● **Work to complete**:
Restate the listing below word for word. No picture belongs in the result.

--

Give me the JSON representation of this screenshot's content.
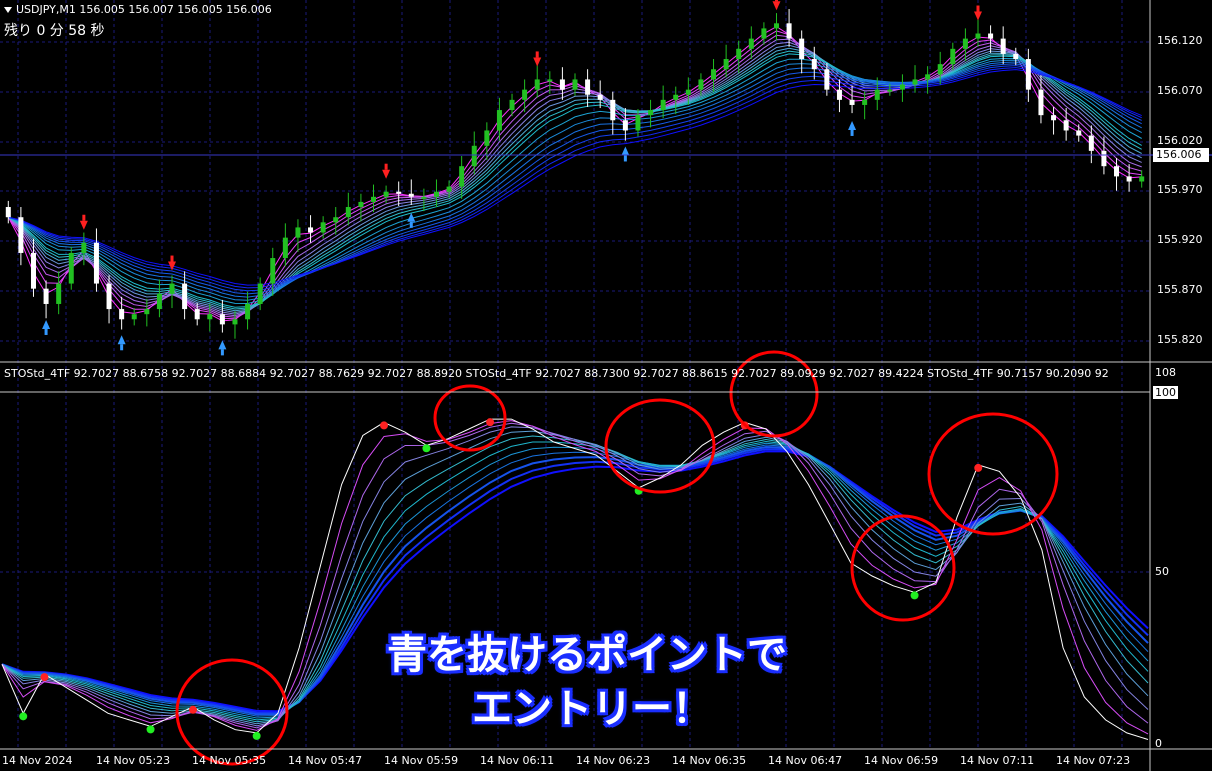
{
  "header": {
    "symbol_label": "USDJPY,M1  156.005 156.007 156.005 156.006",
    "countdown": "残り 0 分 58 秒"
  },
  "price_axis": {
    "ticks": [
      "156.120",
      "156.070",
      "156.020",
      "155.970",
      "155.920",
      "155.870",
      "155.820"
    ],
    "current_price": "156.006"
  },
  "indicator": {
    "header": "STOStd_4TF 92.7027 88.6758 92.7027 88.6884 92.7027 88.7629 92.7027 88.8920  STOStd_4TF 92.7027 88.7300 92.7027 88.8615 92.7027 89.0929 92.7027 89.4224  STOStd_4TF 90.7157 90.2090 92",
    "ticks": [
      "108",
      "100",
      "50",
      "0"
    ]
  },
  "time_axis": {
    "labels": [
      "14 Nov 2024",
      "14 Nov 05:23",
      "14 Nov 05:35",
      "14 Nov 05:47",
      "14 Nov 05:59",
      "14 Nov 06:11",
      "14 Nov 06:23",
      "14 Nov 06:35",
      "14 Nov 06:47",
      "14 Nov 06:59",
      "14 Nov 07:11",
      "14 Nov 07:23"
    ]
  },
  "annotation": {
    "line1": "青を抜けるポイントで",
    "line2": "エントリー！"
  },
  "colors": {
    "background": "#000000",
    "grid": "#1a1a7a",
    "bull_candle": "#22c022",
    "bear_candle": "#ffffff",
    "band_slow": "#1010ff",
    "band_mid": "#20c8c8",
    "band_fast": "#ff30ff",
    "sell_arrow": "#ff2020",
    "buy_arrow": "#3399ff",
    "circle": "#ff0000",
    "callout_outline": "#1a2eff"
  },
  "chart_data": [
    {
      "type": "line",
      "title": "USDJPY,M1",
      "ylabel": "",
      "ylim": [
        155.8,
        156.14
      ],
      "series": [
        {
          "values": [
            155.935,
            155.9,
            155.865,
            155.85,
            155.87,
            155.9,
            155.91,
            155.87,
            155.845,
            155.835,
            155.84,
            155.845,
            155.86,
            155.87,
            155.845,
            155.835,
            155.84,
            155.83,
            155.835,
            155.85,
            155.87,
            155.895,
            155.915,
            155.925,
            155.92,
            155.93,
            155.935,
            155.945,
            155.95,
            155.955,
            155.96,
            155.958,
            155.955,
            155.955,
            155.96,
            155.965,
            155.985,
            156.005,
            156.02,
            156.04,
            156.05,
            156.06,
            156.07,
            156.07,
            156.06,
            156.07,
            156.055,
            156.05,
            156.03,
            156.02,
            156.035,
            156.04,
            156.05,
            156.055,
            156.06,
            156.07,
            156.08,
            156.09,
            156.1,
            156.11,
            156.12,
            156.125,
            156.11,
            156.09,
            156.08,
            156.06,
            156.05,
            156.045,
            156.05,
            156.06,
            156.06,
            156.065,
            156.07,
            156.075,
            156.085,
            156.1,
            156.11,
            156.115,
            156.11,
            156.095,
            156.09,
            156.06,
            156.035,
            156.03,
            156.02,
            156.015,
            156.0,
            155.985,
            155.975,
            155.97,
            155.975
          ]
        }
      ]
    },
    {
      "type": "line",
      "title": "STOStd_4TF",
      "ylabel": "",
      "ylim": [
        0,
        108
      ],
      "series": [
        {
          "values": [
            25,
            10,
            22,
            18,
            14,
            10,
            8,
            6,
            9,
            12,
            8,
            5,
            4,
            10,
            30,
            55,
            80,
            95,
            99,
            96,
            92,
            94,
            97,
            100,
            100,
            97,
            93,
            91,
            89,
            84,
            79,
            82,
            86,
            92,
            96,
            99,
            97,
            90,
            80,
            68,
            56,
            52,
            49,
            47,
            50,
            70,
            86,
            84,
            76,
            60,
            30,
            15,
            8,
            4,
            2
          ]
        }
      ]
    }
  ]
}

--

● **Output**:
Give me the JSON representation of this screenshot's content.
{
  "header": {
    "symbol_label": "USDJPY,M1  156.005 156.007 156.005 156.006",
    "countdown": "残り 0 分 58 秒"
  },
  "price_axis": {
    "ticks": [
      "156.120",
      "156.070",
      "156.020",
      "155.970",
      "155.920",
      "155.870",
      "155.820"
    ],
    "current_price": "156.006"
  },
  "indicator": {
    "header": "STOStd_4TF 92.7027 88.6758 92.7027 88.6884 92.7027 88.7629 92.7027 88.8920  STOStd_4TF 92.7027 88.7300 92.7027 88.8615 92.7027 89.0929 92.7027 89.4224  STOStd_4TF 90.7157 90.2090 92",
    "ticks": [
      "108",
      "100",
      "50",
      "0"
    ]
  },
  "time_axis": {
    "labels": [
      "14 Nov 2024",
      "14 Nov 05:23",
      "14 Nov 05:35",
      "14 Nov 05:47",
      "14 Nov 05:59",
      "14 Nov 06:11",
      "14 Nov 06:23",
      "14 Nov 06:35",
      "14 Nov 06:47",
      "14 Nov 06:59",
      "14 Nov 07:11",
      "14 Nov 07:23"
    ]
  },
  "annotation": {
    "line1": "青を抜けるポイントで",
    "line2": "エントリー！"
  },
  "colors": {
    "background": "#000000",
    "grid": "#1a1a7a",
    "bull_candle": "#22c022",
    "bear_candle": "#ffffff",
    "band_slow": "#1010ff",
    "band_mid": "#20c8c8",
    "band_fast": "#ff30ff",
    "sell_arrow": "#ff2020",
    "buy_arrow": "#3399ff",
    "circle": "#ff0000",
    "callout_outline": "#1a2eff"
  },
  "chart_data": [
    {
      "type": "line",
      "title": "USDJPY,M1",
      "ylabel": "",
      "ylim": [
        155.8,
        156.14
      ],
      "series": [
        {
          "values": [
            155.935,
            155.9,
            155.865,
            155.85,
            155.87,
            155.9,
            155.91,
            155.87,
            155.845,
            155.835,
            155.84,
            155.845,
            155.86,
            155.87,
            155.845,
            155.835,
            155.84,
            155.83,
            155.835,
            155.85,
            155.87,
            155.895,
            155.915,
            155.925,
            155.92,
            155.93,
            155.935,
            155.945,
            155.95,
            155.955,
            155.96,
            155.958,
            155.955,
            155.955,
            155.96,
            155.965,
            155.985,
            156.005,
            156.02,
            156.04,
            156.05,
            156.06,
            156.07,
            156.07,
            156.06,
            156.07,
            156.055,
            156.05,
            156.03,
            156.02,
            156.035,
            156.04,
            156.05,
            156.055,
            156.06,
            156.07,
            156.08,
            156.09,
            156.1,
            156.11,
            156.12,
            156.125,
            156.11,
            156.09,
            156.08,
            156.06,
            156.05,
            156.045,
            156.05,
            156.06,
            156.06,
            156.065,
            156.07,
            156.075,
            156.085,
            156.1,
            156.11,
            156.115,
            156.11,
            156.095,
            156.09,
            156.06,
            156.035,
            156.03,
            156.02,
            156.015,
            156.0,
            155.985,
            155.975,
            155.97,
            155.975
          ]
        }
      ]
    },
    {
      "type": "line",
      "title": "STOStd_4TF",
      "ylabel": "",
      "ylim": [
        0,
        108
      ],
      "series": [
        {
          "values": [
            25,
            10,
            22,
            18,
            14,
            10,
            8,
            6,
            9,
            12,
            8,
            5,
            4,
            10,
            30,
            55,
            80,
            95,
            99,
            96,
            92,
            94,
            97,
            100,
            100,
            97,
            93,
            91,
            89,
            84,
            79,
            82,
            86,
            92,
            96,
            99,
            97,
            90,
            80,
            68,
            56,
            52,
            49,
            47,
            50,
            70,
            86,
            84,
            76,
            60,
            30,
            15,
            8,
            4,
            2
          ]
        }
      ]
    }
  ]
}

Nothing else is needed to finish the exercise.